[PROBLEM TO WORK ON]
Go line by line through the data and copy those with the word "JSON".

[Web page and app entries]
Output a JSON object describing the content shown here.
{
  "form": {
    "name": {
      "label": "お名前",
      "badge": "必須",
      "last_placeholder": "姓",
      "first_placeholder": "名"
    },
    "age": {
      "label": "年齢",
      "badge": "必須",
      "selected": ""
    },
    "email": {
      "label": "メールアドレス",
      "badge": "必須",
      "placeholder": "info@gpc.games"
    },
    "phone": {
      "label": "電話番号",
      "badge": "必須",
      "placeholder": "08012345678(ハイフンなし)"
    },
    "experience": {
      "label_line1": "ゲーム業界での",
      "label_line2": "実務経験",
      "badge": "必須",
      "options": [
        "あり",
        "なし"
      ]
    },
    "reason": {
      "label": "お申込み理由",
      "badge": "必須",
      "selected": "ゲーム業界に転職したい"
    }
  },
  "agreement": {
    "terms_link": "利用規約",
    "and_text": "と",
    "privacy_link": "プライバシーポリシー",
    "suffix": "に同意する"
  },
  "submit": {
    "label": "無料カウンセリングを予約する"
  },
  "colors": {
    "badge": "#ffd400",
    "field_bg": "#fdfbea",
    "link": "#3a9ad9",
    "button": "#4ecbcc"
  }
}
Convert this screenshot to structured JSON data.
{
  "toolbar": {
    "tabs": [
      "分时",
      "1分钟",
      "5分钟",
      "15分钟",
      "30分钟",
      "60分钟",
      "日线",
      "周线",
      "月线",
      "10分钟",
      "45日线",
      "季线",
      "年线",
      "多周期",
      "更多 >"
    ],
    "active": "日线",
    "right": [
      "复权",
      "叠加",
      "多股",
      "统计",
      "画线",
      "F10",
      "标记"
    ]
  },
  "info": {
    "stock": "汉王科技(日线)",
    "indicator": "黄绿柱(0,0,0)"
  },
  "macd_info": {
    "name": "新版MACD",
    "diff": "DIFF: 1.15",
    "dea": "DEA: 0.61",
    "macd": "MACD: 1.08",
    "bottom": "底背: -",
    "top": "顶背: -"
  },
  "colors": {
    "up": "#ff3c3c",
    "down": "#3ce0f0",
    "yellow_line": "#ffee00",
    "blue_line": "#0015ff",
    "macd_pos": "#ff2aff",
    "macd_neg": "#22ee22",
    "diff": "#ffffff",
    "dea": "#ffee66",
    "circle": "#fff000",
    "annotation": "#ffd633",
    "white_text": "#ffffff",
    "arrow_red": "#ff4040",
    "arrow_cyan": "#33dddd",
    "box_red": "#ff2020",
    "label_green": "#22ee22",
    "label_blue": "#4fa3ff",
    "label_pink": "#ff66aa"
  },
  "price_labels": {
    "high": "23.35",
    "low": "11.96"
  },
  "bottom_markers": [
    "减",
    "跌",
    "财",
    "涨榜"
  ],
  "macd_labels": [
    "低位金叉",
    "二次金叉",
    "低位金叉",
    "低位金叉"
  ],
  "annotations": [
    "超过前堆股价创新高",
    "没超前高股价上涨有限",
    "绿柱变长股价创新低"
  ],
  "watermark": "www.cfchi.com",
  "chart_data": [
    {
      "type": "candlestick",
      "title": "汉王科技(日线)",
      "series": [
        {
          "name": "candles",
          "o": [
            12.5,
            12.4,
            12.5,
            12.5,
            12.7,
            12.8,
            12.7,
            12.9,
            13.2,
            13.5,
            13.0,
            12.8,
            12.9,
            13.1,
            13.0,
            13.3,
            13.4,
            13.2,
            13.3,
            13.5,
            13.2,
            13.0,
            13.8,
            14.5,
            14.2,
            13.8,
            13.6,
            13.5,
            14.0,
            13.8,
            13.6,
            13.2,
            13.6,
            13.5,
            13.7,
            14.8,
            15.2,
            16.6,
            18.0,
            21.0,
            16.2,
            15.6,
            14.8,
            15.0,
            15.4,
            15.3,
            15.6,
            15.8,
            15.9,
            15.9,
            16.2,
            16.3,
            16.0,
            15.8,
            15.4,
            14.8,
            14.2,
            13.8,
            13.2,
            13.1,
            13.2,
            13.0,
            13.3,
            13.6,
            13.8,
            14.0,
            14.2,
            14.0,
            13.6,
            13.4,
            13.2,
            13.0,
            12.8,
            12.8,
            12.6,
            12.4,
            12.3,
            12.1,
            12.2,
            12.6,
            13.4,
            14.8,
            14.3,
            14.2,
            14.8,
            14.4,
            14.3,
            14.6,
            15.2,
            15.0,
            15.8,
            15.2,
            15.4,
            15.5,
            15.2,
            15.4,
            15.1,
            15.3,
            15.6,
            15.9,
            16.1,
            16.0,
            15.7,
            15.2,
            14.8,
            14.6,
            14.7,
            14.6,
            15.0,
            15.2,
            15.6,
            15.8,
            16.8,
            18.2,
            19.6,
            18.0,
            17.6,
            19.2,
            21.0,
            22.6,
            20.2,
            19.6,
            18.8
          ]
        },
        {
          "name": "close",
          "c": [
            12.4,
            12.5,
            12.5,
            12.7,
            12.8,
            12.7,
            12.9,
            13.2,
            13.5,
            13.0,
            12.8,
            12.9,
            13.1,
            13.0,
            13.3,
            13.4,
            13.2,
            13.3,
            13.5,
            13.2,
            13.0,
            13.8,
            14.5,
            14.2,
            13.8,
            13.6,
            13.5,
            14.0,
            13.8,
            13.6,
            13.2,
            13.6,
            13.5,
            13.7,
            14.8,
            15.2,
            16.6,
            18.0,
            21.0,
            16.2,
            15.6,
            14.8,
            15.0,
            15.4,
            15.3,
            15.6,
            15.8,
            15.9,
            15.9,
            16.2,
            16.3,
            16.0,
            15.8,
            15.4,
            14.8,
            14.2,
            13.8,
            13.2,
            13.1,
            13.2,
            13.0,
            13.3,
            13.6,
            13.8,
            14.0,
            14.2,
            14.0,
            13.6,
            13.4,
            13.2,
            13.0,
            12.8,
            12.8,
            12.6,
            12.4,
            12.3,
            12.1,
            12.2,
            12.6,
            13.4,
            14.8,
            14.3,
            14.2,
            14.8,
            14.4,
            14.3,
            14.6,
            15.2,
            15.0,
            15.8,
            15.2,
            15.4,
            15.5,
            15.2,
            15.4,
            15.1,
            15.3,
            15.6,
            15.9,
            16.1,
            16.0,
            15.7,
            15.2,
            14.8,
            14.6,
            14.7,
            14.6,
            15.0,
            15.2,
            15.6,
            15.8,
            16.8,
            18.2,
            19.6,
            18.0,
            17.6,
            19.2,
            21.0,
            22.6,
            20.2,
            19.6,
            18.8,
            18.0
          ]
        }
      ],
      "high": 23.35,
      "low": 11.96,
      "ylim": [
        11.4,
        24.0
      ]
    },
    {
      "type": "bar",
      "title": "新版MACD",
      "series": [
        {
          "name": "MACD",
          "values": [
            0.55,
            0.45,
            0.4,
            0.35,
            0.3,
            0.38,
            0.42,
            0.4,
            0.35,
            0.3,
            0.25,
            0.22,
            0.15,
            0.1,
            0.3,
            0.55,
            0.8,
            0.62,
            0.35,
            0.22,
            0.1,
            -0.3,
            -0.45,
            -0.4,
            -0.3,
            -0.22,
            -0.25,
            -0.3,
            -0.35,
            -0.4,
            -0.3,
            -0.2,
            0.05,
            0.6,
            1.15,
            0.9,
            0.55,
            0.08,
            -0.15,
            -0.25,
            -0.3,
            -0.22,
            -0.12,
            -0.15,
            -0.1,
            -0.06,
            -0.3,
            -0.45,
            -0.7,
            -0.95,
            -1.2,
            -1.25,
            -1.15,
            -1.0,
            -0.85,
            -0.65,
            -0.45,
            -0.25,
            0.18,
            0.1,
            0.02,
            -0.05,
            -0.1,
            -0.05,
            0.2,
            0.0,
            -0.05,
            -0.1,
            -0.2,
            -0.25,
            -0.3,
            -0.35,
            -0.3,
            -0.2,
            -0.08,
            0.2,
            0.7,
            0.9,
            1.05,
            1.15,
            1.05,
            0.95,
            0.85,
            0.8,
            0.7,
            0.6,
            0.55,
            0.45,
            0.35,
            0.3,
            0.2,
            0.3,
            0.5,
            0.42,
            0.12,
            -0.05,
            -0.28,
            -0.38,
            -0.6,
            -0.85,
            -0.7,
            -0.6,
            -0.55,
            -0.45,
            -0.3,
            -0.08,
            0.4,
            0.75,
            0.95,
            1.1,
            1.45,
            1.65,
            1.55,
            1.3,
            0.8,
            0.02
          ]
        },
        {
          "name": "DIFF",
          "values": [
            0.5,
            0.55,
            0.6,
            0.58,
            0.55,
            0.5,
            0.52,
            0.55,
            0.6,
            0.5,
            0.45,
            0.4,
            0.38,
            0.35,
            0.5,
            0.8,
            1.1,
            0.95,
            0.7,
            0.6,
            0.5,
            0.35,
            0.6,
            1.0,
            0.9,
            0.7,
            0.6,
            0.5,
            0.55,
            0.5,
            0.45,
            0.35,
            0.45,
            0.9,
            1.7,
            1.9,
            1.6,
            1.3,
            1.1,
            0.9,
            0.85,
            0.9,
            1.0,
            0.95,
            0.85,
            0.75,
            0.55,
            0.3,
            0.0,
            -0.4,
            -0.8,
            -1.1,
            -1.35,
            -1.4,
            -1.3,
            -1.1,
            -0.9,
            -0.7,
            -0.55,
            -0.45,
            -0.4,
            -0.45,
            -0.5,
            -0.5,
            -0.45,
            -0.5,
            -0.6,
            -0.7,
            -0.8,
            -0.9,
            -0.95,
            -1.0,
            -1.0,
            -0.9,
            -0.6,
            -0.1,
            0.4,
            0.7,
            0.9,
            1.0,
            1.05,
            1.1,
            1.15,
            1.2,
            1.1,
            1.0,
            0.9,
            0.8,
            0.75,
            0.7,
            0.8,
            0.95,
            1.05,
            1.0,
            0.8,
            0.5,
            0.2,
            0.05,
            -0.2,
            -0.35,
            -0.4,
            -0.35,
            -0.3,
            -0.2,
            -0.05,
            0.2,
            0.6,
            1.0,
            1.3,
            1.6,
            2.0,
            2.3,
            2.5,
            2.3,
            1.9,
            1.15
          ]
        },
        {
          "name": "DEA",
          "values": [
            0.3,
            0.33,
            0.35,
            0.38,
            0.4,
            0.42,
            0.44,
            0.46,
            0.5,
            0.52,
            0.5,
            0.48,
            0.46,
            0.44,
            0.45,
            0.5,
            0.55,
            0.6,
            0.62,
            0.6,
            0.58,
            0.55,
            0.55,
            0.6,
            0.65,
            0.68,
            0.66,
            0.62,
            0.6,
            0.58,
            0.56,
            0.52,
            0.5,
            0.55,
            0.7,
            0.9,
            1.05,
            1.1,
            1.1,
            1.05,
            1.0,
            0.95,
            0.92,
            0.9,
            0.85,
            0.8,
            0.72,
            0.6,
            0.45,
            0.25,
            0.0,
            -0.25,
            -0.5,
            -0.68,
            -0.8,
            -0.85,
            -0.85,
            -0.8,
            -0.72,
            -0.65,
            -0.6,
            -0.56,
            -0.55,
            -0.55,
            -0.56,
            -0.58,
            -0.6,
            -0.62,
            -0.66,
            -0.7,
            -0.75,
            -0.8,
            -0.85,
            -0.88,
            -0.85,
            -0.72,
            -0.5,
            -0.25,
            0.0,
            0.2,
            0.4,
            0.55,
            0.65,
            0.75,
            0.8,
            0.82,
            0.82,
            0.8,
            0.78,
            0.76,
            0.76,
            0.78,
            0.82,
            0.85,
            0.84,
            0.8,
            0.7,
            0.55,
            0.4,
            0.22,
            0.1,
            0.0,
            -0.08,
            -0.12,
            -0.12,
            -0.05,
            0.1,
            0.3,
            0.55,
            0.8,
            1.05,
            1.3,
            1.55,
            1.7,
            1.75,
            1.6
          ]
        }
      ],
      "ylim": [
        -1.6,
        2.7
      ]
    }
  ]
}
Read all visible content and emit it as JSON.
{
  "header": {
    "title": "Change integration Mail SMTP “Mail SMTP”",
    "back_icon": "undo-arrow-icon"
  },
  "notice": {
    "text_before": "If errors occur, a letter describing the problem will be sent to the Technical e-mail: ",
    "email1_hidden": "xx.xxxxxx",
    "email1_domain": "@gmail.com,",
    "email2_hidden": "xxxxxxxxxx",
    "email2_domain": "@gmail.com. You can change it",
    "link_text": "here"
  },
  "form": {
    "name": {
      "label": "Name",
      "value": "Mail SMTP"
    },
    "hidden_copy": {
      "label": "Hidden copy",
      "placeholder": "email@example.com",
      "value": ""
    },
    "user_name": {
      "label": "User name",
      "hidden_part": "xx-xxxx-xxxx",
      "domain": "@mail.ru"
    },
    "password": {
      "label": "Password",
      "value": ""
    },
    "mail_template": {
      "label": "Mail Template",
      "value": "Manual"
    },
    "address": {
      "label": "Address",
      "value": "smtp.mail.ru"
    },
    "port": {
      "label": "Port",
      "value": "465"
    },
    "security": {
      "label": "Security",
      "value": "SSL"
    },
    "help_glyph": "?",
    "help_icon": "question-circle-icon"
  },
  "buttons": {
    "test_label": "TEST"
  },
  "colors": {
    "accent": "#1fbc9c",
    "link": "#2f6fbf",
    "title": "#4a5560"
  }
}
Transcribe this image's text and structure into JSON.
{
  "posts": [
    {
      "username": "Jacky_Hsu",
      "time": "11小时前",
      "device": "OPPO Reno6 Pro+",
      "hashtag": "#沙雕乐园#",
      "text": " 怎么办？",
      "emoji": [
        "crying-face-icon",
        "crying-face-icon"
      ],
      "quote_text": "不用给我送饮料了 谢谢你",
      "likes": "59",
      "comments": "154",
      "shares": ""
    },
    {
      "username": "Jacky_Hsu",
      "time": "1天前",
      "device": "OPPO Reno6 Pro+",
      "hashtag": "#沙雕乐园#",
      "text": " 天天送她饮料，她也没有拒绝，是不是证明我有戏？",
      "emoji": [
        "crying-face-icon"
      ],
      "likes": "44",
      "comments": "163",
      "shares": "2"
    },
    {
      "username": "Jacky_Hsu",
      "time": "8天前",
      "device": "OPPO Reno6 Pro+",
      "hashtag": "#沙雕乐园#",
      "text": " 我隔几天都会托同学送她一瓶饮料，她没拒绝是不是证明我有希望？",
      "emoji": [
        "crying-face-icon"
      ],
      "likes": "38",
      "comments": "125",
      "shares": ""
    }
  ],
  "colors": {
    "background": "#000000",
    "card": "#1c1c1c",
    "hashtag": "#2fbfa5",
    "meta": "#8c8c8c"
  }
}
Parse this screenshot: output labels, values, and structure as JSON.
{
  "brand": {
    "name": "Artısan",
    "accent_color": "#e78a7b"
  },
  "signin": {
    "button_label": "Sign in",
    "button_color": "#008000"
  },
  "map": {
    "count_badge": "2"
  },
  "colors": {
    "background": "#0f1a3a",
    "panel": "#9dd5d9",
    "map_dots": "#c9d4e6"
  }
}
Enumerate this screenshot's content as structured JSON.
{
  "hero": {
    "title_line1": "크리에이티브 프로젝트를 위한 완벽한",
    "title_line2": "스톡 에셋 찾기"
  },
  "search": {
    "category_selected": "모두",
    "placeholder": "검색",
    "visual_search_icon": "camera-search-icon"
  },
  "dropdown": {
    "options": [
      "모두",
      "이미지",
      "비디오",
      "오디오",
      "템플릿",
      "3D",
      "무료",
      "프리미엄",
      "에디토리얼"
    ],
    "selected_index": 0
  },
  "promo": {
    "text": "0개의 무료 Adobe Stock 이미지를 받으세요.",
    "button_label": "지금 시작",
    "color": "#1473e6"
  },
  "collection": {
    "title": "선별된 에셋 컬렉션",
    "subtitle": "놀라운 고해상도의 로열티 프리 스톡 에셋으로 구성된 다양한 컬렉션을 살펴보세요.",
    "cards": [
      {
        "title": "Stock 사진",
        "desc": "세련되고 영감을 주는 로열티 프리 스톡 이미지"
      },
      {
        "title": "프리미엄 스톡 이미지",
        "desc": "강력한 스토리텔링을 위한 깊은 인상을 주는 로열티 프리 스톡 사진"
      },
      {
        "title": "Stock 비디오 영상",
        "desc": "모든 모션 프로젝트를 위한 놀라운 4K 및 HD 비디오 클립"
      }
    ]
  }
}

[ANSWER BOX]
Output a JSON object describing the content shown here.
Convert this screenshot to structured JSON data.
Read all visible content and emit it as JSON.
Transcribe this image's text and structure into JSON.
Parse this screenshot: output labels, values, and structure as JSON.
Enumerate this screenshot's content as structured JSON.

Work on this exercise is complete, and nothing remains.